(The data Opens)

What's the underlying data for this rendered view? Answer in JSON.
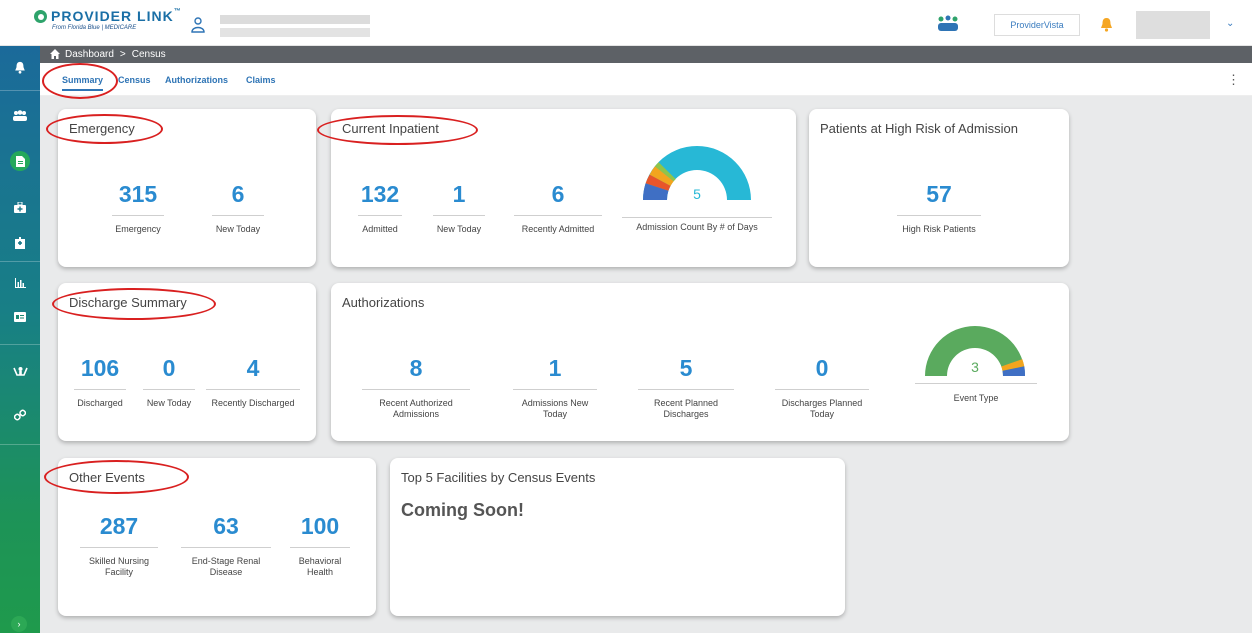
{
  "header": {
    "logo_text": "PROVIDER LINK",
    "logo_tm": "™",
    "logo_sub": "From Florida Blue | MEDICARE",
    "providervista_label": "ProviderVista",
    "icons": [
      "user-icon",
      "people-icon",
      "bell-icon",
      "chevron-down-icon"
    ]
  },
  "sidebar": {
    "items": [
      "bell-icon",
      "users-icon",
      "document-icon",
      "medical-bag-icon",
      "building-icon",
      "chart-icon",
      "id-card-icon",
      "hands-icon",
      "link-icon"
    ],
    "expand_label": "›"
  },
  "breadcrumb": {
    "home": "Dashboard",
    "sep": ">",
    "current": "Census"
  },
  "tabs": [
    {
      "label": "Summary",
      "active": true
    },
    {
      "label": "Census"
    },
    {
      "label": "Authorizations"
    },
    {
      "label": "Claims"
    }
  ],
  "cards": {
    "emergency": {
      "title": "Emergency",
      "stats": [
        {
          "value": "315",
          "label": "Emergency"
        },
        {
          "value": "6",
          "label": "New Today"
        }
      ]
    },
    "current_inpatient": {
      "title": "Current Inpatient",
      "stats": [
        {
          "value": "132",
          "label": "Admitted"
        },
        {
          "value": "1",
          "label": "New Today"
        },
        {
          "value": "6",
          "label": "Recently Admitted"
        }
      ],
      "gauge_value": "5",
      "gauge_label": "Admission Count By # of Days"
    },
    "high_risk": {
      "title": "Patients at High Risk of Admission",
      "stats": [
        {
          "value": "57",
          "label": "High Risk Patients"
        }
      ]
    },
    "discharge": {
      "title": "Discharge Summary",
      "stats": [
        {
          "value": "106",
          "label": "Discharged"
        },
        {
          "value": "0",
          "label": "New Today"
        },
        {
          "value": "4",
          "label": "Recently Discharged"
        }
      ]
    },
    "authorizations": {
      "title": "Authorizations",
      "stats": [
        {
          "value": "8",
          "label": "Recent Authorized Admissions"
        },
        {
          "value": "1",
          "label": "Admissions New Today"
        },
        {
          "value": "5",
          "label": "Recent Planned Discharges"
        },
        {
          "value": "0",
          "label": "Discharges Planned Today"
        }
      ],
      "gauge_value": "3",
      "gauge_label": "Event Type"
    },
    "other_events": {
      "title": "Other Events",
      "stats": [
        {
          "value": "287",
          "label": "Skilled Nursing Facility"
        },
        {
          "value": "63",
          "label": "End-Stage Renal Disease"
        },
        {
          "value": "100",
          "label": "Behavioral Health"
        }
      ]
    },
    "top_facilities": {
      "title": "Top 5 Facilities by Census Events",
      "body": "Coming Soon!"
    }
  },
  "colors": {
    "accent": "#2a8bd0",
    "sidebar_top": "#1b6a9a",
    "sidebar_bottom": "#1f9a4c",
    "gauge_inpatient": "#27b8d6",
    "gauge_event": "#5aaa5e",
    "annotation": "#d92020"
  }
}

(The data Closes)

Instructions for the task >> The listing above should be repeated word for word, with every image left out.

Written solution >>
What's the underlying data for this rendered view? Answer in JSON.
{
  "header": {
    "logo_text": "PROVIDER LINK",
    "logo_tm": "™",
    "logo_sub": "From Florida Blue | MEDICARE",
    "providervista_label": "ProviderVista",
    "icons": [
      "user-icon",
      "people-icon",
      "bell-icon",
      "chevron-down-icon"
    ]
  },
  "sidebar": {
    "items": [
      "bell-icon",
      "users-icon",
      "document-icon",
      "medical-bag-icon",
      "building-icon",
      "chart-icon",
      "id-card-icon",
      "hands-icon",
      "link-icon"
    ],
    "expand_label": "›"
  },
  "breadcrumb": {
    "home": "Dashboard",
    "sep": ">",
    "current": "Census"
  },
  "tabs": [
    {
      "label": "Summary",
      "active": true
    },
    {
      "label": "Census"
    },
    {
      "label": "Authorizations"
    },
    {
      "label": "Claims"
    }
  ],
  "cards": {
    "emergency": {
      "title": "Emergency",
      "stats": [
        {
          "value": "315",
          "label": "Emergency"
        },
        {
          "value": "6",
          "label": "New Today"
        }
      ]
    },
    "current_inpatient": {
      "title": "Current Inpatient",
      "stats": [
        {
          "value": "132",
          "label": "Admitted"
        },
        {
          "value": "1",
          "label": "New Today"
        },
        {
          "value": "6",
          "label": "Recently Admitted"
        }
      ],
      "gauge_value": "5",
      "gauge_label": "Admission Count By # of Days"
    },
    "high_risk": {
      "title": "Patients at High Risk of Admission",
      "stats": [
        {
          "value": "57",
          "label": "High Risk Patients"
        }
      ]
    },
    "discharge": {
      "title": "Discharge Summary",
      "stats": [
        {
          "value": "106",
          "label": "Discharged"
        },
        {
          "value": "0",
          "label": "New Today"
        },
        {
          "value": "4",
          "label": "Recently Discharged"
        }
      ]
    },
    "authorizations": {
      "title": "Authorizations",
      "stats": [
        {
          "value": "8",
          "label": "Recent Authorized Admissions"
        },
        {
          "value": "1",
          "label": "Admissions New Today"
        },
        {
          "value": "5",
          "label": "Recent Planned Discharges"
        },
        {
          "value": "0",
          "label": "Discharges Planned Today"
        }
      ],
      "gauge_value": "3",
      "gauge_label": "Event Type"
    },
    "other_events": {
      "title": "Other Events",
      "stats": [
        {
          "value": "287",
          "label": "Skilled Nursing Facility"
        },
        {
          "value": "63",
          "label": "End-Stage Renal Disease"
        },
        {
          "value": "100",
          "label": "Behavioral Health"
        }
      ]
    },
    "top_facilities": {
      "title": "Top 5 Facilities by Census Events",
      "body": "Coming Soon!"
    }
  },
  "colors": {
    "accent": "#2a8bd0",
    "sidebar_top": "#1b6a9a",
    "sidebar_bottom": "#1f9a4c",
    "gauge_inpatient": "#27b8d6",
    "gauge_event": "#5aaa5e",
    "annotation": "#d92020"
  }
}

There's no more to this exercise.